Nothing but the lines below from the one with "Parse this screenshot: output" through the one with "Extract the structured" should be output, each exactly as given, and no pictures.

→ Data about app and page elements:

· · · ·

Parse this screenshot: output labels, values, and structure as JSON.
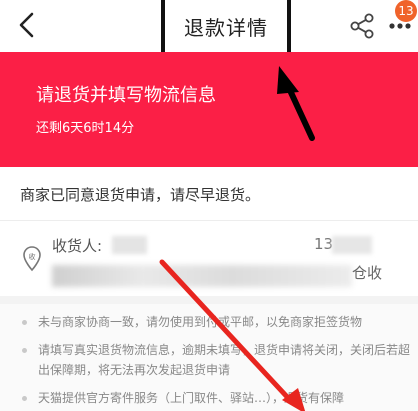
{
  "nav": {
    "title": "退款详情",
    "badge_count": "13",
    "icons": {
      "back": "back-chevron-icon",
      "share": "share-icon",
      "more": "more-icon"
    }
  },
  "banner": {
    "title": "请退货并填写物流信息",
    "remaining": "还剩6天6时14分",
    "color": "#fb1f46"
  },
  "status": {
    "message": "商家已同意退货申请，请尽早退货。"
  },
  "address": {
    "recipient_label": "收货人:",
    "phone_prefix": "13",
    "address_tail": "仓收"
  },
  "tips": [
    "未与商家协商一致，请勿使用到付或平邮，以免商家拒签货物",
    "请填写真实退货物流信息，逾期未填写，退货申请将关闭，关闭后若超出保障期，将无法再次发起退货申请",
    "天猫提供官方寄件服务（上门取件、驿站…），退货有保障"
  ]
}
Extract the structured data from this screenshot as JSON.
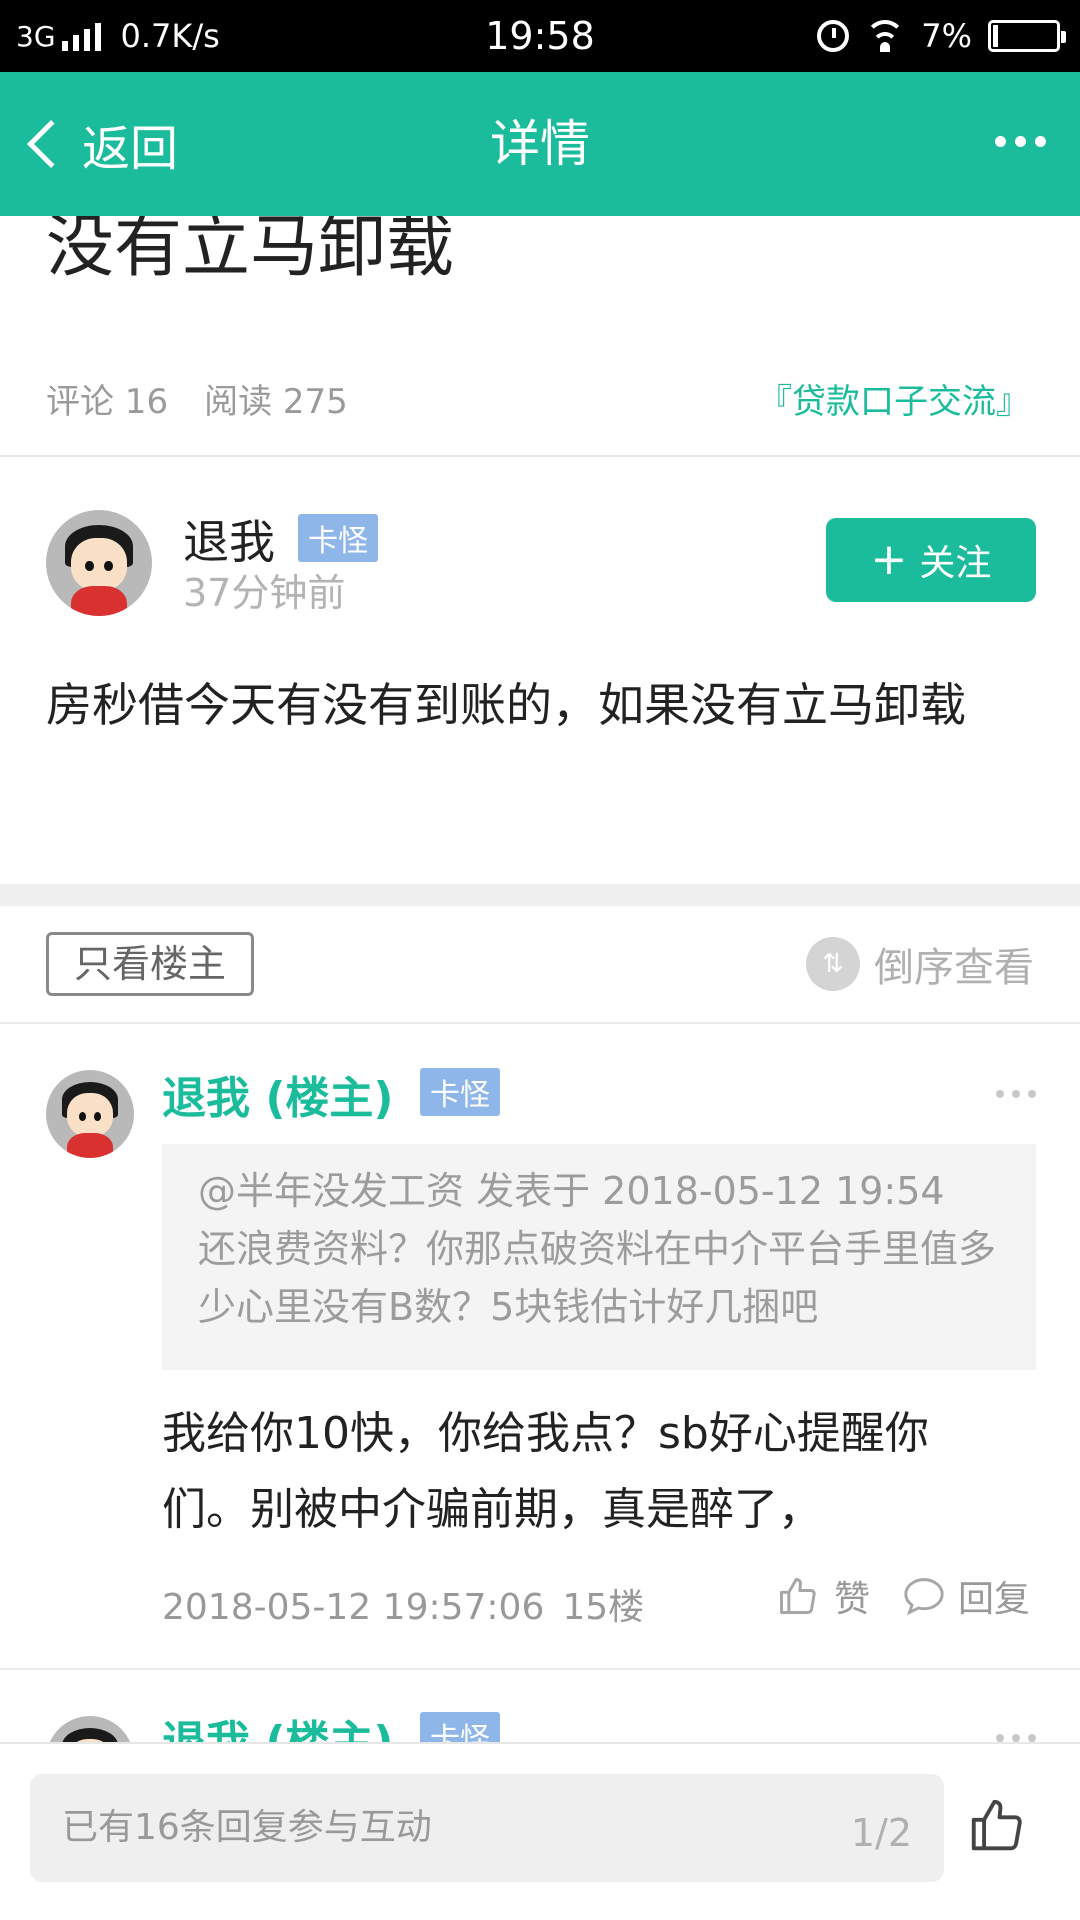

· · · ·

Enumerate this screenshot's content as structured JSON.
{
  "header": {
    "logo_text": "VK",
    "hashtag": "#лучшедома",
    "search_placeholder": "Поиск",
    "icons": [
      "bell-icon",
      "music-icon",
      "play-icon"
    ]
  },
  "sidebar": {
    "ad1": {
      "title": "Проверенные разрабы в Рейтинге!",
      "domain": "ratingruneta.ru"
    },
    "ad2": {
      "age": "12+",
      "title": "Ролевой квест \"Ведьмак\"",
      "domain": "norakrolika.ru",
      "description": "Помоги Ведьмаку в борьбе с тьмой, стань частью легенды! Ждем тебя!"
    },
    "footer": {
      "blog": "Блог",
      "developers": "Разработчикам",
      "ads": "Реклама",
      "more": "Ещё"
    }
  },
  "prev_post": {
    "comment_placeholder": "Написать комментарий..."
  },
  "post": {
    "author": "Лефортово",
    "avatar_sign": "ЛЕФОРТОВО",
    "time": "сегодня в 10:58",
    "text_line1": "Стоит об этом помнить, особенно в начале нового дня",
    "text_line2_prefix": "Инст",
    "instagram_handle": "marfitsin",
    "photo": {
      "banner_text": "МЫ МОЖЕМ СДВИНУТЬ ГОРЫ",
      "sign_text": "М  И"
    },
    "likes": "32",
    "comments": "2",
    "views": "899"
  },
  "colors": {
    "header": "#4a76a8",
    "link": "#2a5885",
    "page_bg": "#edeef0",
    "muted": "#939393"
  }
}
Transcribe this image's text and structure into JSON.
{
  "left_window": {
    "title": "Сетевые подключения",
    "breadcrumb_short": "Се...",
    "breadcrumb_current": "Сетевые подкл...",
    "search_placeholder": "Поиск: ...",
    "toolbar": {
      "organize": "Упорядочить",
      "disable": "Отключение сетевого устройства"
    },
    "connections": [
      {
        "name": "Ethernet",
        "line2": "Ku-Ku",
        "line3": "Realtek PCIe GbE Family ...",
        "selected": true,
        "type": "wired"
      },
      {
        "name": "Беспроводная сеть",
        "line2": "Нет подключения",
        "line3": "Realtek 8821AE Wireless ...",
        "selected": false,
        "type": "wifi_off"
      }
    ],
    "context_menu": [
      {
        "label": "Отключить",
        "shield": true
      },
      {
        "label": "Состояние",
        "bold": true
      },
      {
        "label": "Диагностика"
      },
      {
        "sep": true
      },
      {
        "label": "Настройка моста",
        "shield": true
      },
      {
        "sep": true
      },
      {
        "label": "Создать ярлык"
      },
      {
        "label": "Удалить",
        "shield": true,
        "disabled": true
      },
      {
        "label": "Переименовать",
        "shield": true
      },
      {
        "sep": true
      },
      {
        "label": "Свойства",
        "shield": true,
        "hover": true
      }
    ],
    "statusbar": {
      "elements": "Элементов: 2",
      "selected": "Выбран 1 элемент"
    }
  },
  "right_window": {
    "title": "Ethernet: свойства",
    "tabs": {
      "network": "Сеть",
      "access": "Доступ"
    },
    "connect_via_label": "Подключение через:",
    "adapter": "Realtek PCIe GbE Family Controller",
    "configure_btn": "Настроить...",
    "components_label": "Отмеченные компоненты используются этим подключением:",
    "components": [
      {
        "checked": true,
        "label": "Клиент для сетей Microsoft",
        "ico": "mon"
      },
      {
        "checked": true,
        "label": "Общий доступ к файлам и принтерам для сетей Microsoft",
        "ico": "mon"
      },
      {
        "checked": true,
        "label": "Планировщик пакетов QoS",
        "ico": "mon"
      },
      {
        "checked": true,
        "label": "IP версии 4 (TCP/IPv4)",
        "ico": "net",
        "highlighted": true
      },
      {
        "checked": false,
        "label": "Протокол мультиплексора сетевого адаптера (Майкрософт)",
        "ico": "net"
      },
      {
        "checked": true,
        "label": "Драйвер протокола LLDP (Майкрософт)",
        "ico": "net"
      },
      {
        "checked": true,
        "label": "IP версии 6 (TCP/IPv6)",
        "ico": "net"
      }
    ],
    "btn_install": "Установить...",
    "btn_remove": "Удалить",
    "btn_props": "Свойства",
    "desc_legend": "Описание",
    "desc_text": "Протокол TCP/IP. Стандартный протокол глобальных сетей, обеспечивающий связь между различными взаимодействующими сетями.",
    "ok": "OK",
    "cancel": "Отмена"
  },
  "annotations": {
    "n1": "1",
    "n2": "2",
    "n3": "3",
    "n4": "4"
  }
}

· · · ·

→ YOUR SOLUTION:
Parse this screenshot: output labels, values, and structure as JSON.
{
  "nav": {
    "title": "退款详情",
    "badge_count": "13",
    "icons": {
      "back": "back-chevron-icon",
      "share": "share-icon",
      "more": "more-icon"
    }
  },
  "banner": {
    "title": "请退货并填写物流信息",
    "remaining": "还剩6天6时14分",
    "color": "#fb1f46"
  },
  "status": {
    "message": "商家已同意退货申请，请尽早退货。"
  },
  "address": {
    "recipient_label": "收货人:",
    "phone_prefix": "13",
    "address_tail": "仓收"
  },
  "tips": [
    "未与商家协商一致，请勿使用到付或平邮，以免商家拒签货物",
    "请填写真实退货物流信息，逾期未填写，退货申请将关闭，关闭后若超出保障期，将无法再次发起退货申请",
    "天猫提供官方寄件服务（上门取件、驿站…），退货有保障"
  ]
}
Extract the structured data from this screenshot as JSON.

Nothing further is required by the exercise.